Everything in the listing must be repeated word for word.
Data records Block Start
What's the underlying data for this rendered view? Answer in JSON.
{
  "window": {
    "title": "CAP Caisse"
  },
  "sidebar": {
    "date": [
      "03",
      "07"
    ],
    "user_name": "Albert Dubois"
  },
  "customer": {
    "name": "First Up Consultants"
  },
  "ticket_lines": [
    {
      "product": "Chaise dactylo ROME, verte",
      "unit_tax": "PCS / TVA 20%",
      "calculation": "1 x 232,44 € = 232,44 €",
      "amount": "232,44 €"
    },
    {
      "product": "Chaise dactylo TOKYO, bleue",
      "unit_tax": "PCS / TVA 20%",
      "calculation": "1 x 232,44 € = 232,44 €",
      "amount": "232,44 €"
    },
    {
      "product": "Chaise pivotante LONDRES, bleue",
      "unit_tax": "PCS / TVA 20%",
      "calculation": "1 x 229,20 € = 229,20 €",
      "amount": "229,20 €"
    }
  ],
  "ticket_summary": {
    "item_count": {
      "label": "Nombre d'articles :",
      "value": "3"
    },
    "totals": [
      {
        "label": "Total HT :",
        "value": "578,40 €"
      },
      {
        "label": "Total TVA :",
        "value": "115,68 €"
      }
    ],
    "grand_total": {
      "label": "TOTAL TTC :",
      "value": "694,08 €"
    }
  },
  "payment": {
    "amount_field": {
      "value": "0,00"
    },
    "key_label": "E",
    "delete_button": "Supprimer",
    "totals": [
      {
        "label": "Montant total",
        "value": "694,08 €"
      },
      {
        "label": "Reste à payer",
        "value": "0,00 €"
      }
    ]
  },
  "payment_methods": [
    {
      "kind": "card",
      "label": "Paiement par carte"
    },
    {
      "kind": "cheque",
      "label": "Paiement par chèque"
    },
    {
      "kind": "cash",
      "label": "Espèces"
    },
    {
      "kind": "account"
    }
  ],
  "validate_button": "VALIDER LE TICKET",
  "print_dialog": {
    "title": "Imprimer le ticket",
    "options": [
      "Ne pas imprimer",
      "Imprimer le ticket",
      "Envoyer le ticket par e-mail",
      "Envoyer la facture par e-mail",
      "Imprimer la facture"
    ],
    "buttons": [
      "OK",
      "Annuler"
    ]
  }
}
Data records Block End
*Response*
What's the underlying data for this rendered view? Answer in JSON.
{
  "window": {
    "title": "CAP Caisse"
  },
  "sidebar": {
    "date": [
      "03",
      "07"
    ],
    "user_name": "Albert Dubois"
  },
  "customer": {
    "name": "First Up Consultants"
  },
  "ticket_lines": [
    {
      "product": "Chaise dactylo ROME, verte",
      "unit_tax": "PCS / TVA 20%",
      "calculation": "1 x 232,44 € = 232,44 €",
      "amount": "232,44 €"
    },
    {
      "product": "Chaise dactylo TOKYO, bleue",
      "unit_tax": "PCS / TVA 20%",
      "calculation": "1 x 232,44 € = 232,44 €",
      "amount": "232,44 €"
    },
    {
      "product": "Chaise pivotante LONDRES, bleue",
      "unit_tax": "PCS / TVA 20%",
      "calculation": "1 x 229,20 € = 229,20 €",
      "amount": "229,20 €"
    }
  ],
  "ticket_summary": {
    "item_count": {
      "label": "Nombre d'articles :",
      "value": "3"
    },
    "totals": [
      {
        "label": "Total HT :",
        "value": "578,40 €"
      },
      {
        "label": "Total TVA :",
        "value": "115,68 €"
      }
    ],
    "grand_total": {
      "label": "TOTAL TTC :",
      "value": "694,08 €"
    }
  },
  "payment": {
    "amount_field": {
      "value": "0,00"
    },
    "key_label": "E",
    "delete_button": "Supprimer",
    "totals": [
      {
        "label": "Montant total",
        "value": "694,08 €"
      },
      {
        "label": "Reste à payer",
        "value": "0,00 €"
      }
    ]
  },
  "payment_methods": [
    {
      "kind": "card",
      "label": "Paiement par carte"
    },
    {
      "kind": "cheque",
      "label": "Paiement par chèque"
    },
    {
      "kind": "cash",
      "label": "Espèces"
    },
    {
      "kind": "account"
    }
  ],
  "validate_button": "VALIDER LE TICKET",
  "print_dialog": {
    "title": "Imprimer le ticket",
    "options": [
      "Ne pas imprimer",
      "Imprimer le ticket",
      "Envoyer le ticket par e-mail",
      "Envoyer la facture par e-mail",
      "Imprimer la facture"
    ],
    "buttons": [
      "OK",
      "Annuler"
    ]
  }
}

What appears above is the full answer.